(EXERCISE DESCRIPTION)
Set down each entry below exactly as it stands.

(DATA EXCERPTS)
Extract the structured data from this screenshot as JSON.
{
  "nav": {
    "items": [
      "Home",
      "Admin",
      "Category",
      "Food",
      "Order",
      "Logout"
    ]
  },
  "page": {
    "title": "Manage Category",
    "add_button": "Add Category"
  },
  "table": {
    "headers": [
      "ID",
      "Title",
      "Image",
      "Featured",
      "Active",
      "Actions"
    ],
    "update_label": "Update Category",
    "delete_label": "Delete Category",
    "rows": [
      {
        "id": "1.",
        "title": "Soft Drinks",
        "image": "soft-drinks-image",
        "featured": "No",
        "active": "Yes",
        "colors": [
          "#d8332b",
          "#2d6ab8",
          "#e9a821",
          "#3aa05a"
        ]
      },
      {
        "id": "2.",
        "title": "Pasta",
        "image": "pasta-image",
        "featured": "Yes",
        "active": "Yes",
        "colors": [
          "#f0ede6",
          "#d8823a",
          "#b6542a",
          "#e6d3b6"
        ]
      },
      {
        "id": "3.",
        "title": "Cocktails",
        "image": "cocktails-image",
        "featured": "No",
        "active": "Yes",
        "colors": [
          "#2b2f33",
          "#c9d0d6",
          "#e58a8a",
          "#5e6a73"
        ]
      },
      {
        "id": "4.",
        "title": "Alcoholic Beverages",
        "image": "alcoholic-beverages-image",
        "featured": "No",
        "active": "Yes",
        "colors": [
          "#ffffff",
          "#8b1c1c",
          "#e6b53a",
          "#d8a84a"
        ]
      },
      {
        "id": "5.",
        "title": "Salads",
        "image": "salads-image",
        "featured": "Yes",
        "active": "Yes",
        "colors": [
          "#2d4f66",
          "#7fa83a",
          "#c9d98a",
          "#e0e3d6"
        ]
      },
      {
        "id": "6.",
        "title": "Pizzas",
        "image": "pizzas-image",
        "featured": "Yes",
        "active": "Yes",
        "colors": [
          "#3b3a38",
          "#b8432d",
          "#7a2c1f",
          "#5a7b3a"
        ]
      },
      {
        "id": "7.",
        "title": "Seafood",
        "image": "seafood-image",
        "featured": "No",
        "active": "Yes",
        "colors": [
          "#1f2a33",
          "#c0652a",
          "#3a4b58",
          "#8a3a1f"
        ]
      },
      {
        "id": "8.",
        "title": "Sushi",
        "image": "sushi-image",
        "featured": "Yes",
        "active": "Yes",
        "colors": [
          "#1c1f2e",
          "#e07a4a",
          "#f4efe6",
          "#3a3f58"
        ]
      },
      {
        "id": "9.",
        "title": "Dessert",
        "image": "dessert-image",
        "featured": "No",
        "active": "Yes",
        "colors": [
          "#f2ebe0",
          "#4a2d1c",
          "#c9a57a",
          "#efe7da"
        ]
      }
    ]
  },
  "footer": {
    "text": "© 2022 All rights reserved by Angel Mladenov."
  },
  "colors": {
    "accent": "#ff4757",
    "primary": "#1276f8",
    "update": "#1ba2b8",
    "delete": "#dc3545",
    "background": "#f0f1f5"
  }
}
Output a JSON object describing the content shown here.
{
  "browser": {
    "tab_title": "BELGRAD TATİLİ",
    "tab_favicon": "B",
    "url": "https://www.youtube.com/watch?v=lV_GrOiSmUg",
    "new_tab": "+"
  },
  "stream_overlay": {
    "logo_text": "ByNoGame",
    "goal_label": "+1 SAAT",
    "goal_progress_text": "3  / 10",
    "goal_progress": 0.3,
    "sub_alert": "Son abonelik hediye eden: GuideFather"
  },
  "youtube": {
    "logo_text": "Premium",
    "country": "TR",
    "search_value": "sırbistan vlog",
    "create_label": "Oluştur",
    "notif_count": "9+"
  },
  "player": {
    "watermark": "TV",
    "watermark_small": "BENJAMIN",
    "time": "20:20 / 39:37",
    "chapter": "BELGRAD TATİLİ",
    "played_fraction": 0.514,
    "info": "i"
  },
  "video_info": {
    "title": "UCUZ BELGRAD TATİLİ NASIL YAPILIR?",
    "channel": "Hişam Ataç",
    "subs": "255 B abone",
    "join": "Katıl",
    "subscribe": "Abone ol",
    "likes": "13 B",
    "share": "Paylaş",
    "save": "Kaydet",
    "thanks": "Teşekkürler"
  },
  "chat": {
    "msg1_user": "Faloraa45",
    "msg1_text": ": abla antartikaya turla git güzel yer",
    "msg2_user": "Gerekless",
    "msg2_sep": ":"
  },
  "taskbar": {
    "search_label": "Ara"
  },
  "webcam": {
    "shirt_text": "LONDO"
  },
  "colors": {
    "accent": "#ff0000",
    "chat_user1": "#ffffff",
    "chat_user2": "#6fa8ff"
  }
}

(OUTPUT OF THE EXERCISE)
Extract the structured data from this screenshot as JSON.
{
  "nav": {
    "items": [
      "Home",
      "Admin",
      "Category",
      "Food",
      "Order",
      "Logout"
    ]
  },
  "page": {
    "title": "Manage Category",
    "add_button": "Add Category"
  },
  "table": {
    "headers": [
      "ID",
      "Title",
      "Image",
      "Featured",
      "Active",
      "Actions"
    ],
    "update_label": "Update Category",
    "delete_label": "Delete Category",
    "rows": [
      {
        "id": "1.",
        "title": "Soft Drinks",
        "image": "soft-drinks-image",
        "featured": "No",
        "active": "Yes",
        "colors": [
          "#d8332b",
          "#2d6ab8",
          "#e9a821",
          "#3aa05a"
        ]
      },
      {
        "id": "2.",
        "title": "Pasta",
        "image": "pasta-image",
        "featured": "Yes",
        "active": "Yes",
        "colors": [
          "#f0ede6",
          "#d8823a",
          "#b6542a",
          "#e6d3b6"
        ]
      },
      {
        "id": "3.",
        "title": "Cocktails",
        "image": "cocktails-image",
        "featured": "No",
        "active": "Yes",
        "colors": [
          "#2b2f33",
          "#c9d0d6",
          "#e58a8a",
          "#5e6a73"
        ]
      },
      {
        "id": "4.",
        "title": "Alcoholic Beverages",
        "image": "alcoholic-beverages-image",
        "featured": "No",
        "active": "Yes",
        "colors": [
          "#ffffff",
          "#8b1c1c",
          "#e6b53a",
          "#d8a84a"
        ]
      },
      {
        "id": "5.",
        "title": "Salads",
        "image": "salads-image",
        "featured": "Yes",
        "active": "Yes",
        "colors": [
          "#2d4f66",
          "#7fa83a",
          "#c9d98a",
          "#e0e3d6"
        ]
      },
      {
        "id": "6.",
        "title": "Pizzas",
        "image": "pizzas-image",
        "featured": "Yes",
        "active": "Yes",
        "colors": [
          "#3b3a38",
          "#b8432d",
          "#7a2c1f",
          "#5a7b3a"
        ]
      },
      {
        "id": "7.",
        "title": "Seafood",
        "image": "seafood-image",
        "featured": "No",
        "active": "Yes",
        "colors": [
          "#1f2a33",
          "#c0652a",
          "#3a4b58",
          "#8a3a1f"
        ]
      },
      {
        "id": "8.",
        "title": "Sushi",
        "image": "sushi-image",
        "featured": "Yes",
        "active": "Yes",
        "colors": [
          "#1c1f2e",
          "#e07a4a",
          "#f4efe6",
          "#3a3f58"
        ]
      },
      {
        "id": "9.",
        "title": "Dessert",
        "image": "dessert-image",
        "featured": "No",
        "active": "Yes",
        "colors": [
          "#f2ebe0",
          "#4a2d1c",
          "#c9a57a",
          "#efe7da"
        ]
      }
    ]
  },
  "footer": {
    "text": "© 2022 All rights reserved by Angel Mladenov."
  },
  "colors": {
    "accent": "#ff4757",
    "primary": "#1276f8",
    "update": "#1ba2b8",
    "delete": "#dc3545",
    "background": "#f0f1f5"
  }
}
Output a JSON object describing the content shown here.
{
  "browser": {
    "tab_title": "BELGRAD TATİLİ",
    "tab_favicon": "B",
    "url": "https://www.youtube.com/watch?v=lV_GrOiSmUg",
    "new_tab": "+"
  },
  "stream_overlay": {
    "logo_text": "ByNoGame",
    "goal_label": "+1 SAAT",
    "goal_progress_text": "3  / 10",
    "goal_progress": 0.3,
    "sub_alert": "Son abonelik hediye eden: GuideFather"
  },
  "youtube": {
    "logo_text": "Premium",
    "country": "TR",
    "search_value": "sırbistan vlog",
    "create_label": "Oluştur",
    "notif_count": "9+"
  },
  "player": {
    "watermark": "TV",
    "watermark_small": "BENJAMIN",
    "time": "20:20 / 39:37",
    "chapter": "BELGRAD TATİLİ",
    "played_fraction": 0.514,
    "info": "i"
  },
  "video_info": {
    "title": "UCUZ BELGRAD TATİLİ NASIL YAPILIR?",
    "channel": "Hişam Ataç",
    "subs": "255 B abone",
    "join": "Katıl",
    "subscribe": "Abone ol",
    "likes": "13 B",
    "share": "Paylaş",
    "save": "Kaydet",
    "thanks": "Teşekkürler"
  },
  "chat": {
    "msg1_user": "Faloraa45",
    "msg1_text": ": abla antartikaya turla git güzel yer",
    "msg2_user": "Gerekless",
    "msg2_sep": ":"
  },
  "taskbar": {
    "search_label": "Ara"
  },
  "webcam": {
    "shirt_text": "LONDO"
  },
  "colors": {
    "accent": "#ff0000",
    "chat_user1": "#ffffff",
    "chat_user2": "#6fa8ff"
  }
}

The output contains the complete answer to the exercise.